It’s fair to say that there’s been a trend in Second Life to build, present and photograph sims that represent small villages at a somewhat remote beach or houses that are more or less isolated in the countryside – places such as The Mill, at Lemon Beach, and Whimberly, which illustrate this post. Certainly, regions like those tend to be beautiful. Still, beauty doesn’t seem enough to explain the fascination that they exert.
Whimberly is a sim where spring flourishes with its natural (or virtual, to be more precise) charm. Among flowers and watercourses, a couple of houses and some other buildings, such as a lighthouse, can be seen, without really dominating the landscape (though sometimes creating visual points of interest, especially for photos).
The place conveys the idea of calmness and may work as a vehicle for relaxation. It carries a certain peace, arousing in us that contemplative spirit of someone who finds themselves before placidity – and that, I would say, is what’s behind the attraction that sims like Whimberly have been exerting on many of us, SL residents.
It’s obvious that we need some relaxation, either for recharging our batteries or for reducing anxiety. It’s not unusual to see Second Life being used by its residents as a way (probably not as the only way, but still as part of a strategy) for achieving that. And countryside or suburban places, or even small beaches, may be perfect for such a goal.
It is well known that natural elements are good for relaxation: watching trees, contemplating flower fields, being close to water (if they are not turbulent) – all that may contribute to building in us the sensation of tranquility. There are different theories to explain the mechanism by which nature has that effect on us. They vary from a cultural tendency we allegedly have of looking at natural environments in a romantic way to the idea that natural items may have a rhythm, such as a moderate wind moving the leaves on a tree, that drive us away from static monotony but still do not represent an uncontrolled flood of stimuli for our minds.
This is also what we see at The Mill. As its profile says, the place is “inspired by a Danish vacation island” (I don’t know whether a particular one or just the generic idea of an island in Denmark). The sim looks like a rural beach, if we can say so, with horses and cows, a shepherd leading his sheep somewhere… In such an environment, there seems to be more contact with natural elements, such as water, gentle wind, trees, flowers and birds.
To a great extent, what makes sims like The Mill or Whimberly a tool to help building tranquility is the idea that they carry of contact with nature. And it’s curious to notice that there’s been some evidence out there that both the direct contact with nature and the visual representation of it, such as pictures of calm natural landscapes, have similar effects (though maybe in different degrees). I don’t know of any research measuring the influence of virtual representations of nature, such as those found in Second Life, on inspiring calmness in people – but, if photos help to build tranquility, we could maybe reach an equivalent result by resorting to virtual reality. And, why not, by means of seeing pics of virtual environments – which may explain why so many of us like to take shots of those sims in SL.

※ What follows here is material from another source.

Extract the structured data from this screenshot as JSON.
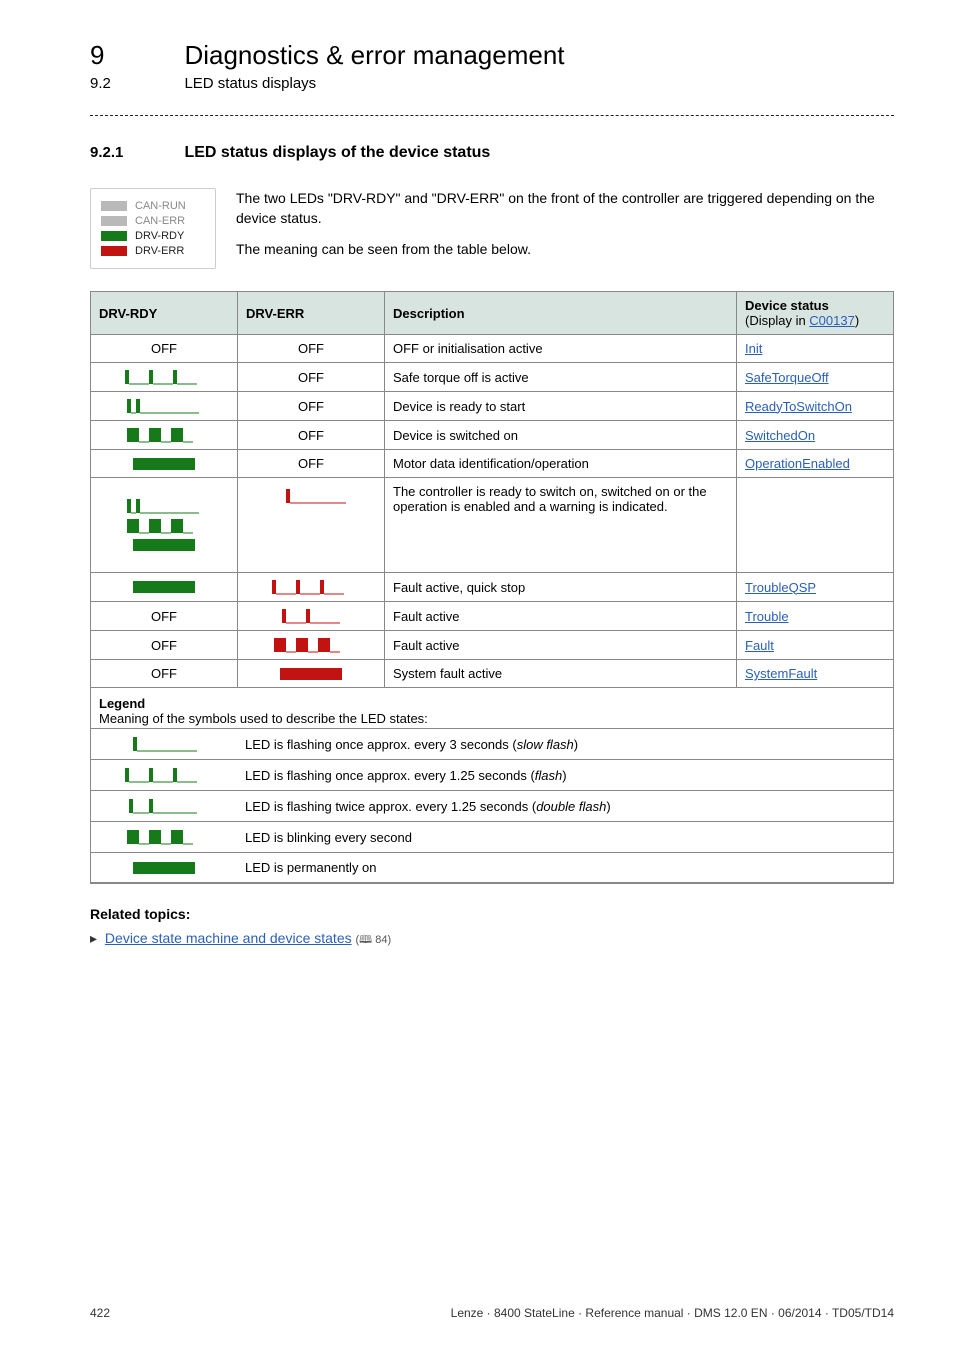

I would also risk to say that having (man-made) representations of man-made buildings in those sims, together with the (man-made) representations of natural items, plays a double function. On the one hand, it helps creating visual points of interest, as I said before, especially for pics: sometimes, in a more open space, the landscape gets lost if our camera cannot focus on something specific. That specific thing may be a bird, a person, a particular geological formation, but in many cases it may also be a house or a windmill, for instance.
On the other hand, when we are talking about tranquility, it’s worth noticing that our idea of nature may differ a lot from actual nature. Though a picture of a field of flowers may look like a tranquil landscape in our minds, being in the middle of flowers could in fact result in an allergy crisis; laying on the grass could culminate in an attack by ants; calm winds could become stronger and bring storms with them. So, even if all those things may still happen, having man-made buildings in places like those can feed the illusion of a domesticated landscape, without those risks – as if humans would dominate nature and eliminate its unwanted features.
Of course, in a virtual environment like Second Life, it’s actually all man-made: natural landscapes are 3D constructs that won’t have any of those unwanted items (unless one really wants them for some effect). Still, placing representations of human-made buildings in sims like Whimberly or The Mill could function as a reflection of how all that works in our mind – if my hypothesis is right, of course.
The popularity of rural sims in SL could be, thus, not only due to the beauty that they carry with them. The fact that they display both natural and human-made elements in a certain balance may contribute to making them an instrument of relaxation, of easing tensions, of relief – which may help explain the trend that those sims represent in Second Life. After all, if tranquility means some detachment of the normal routines of first life, why not searching for it in SL?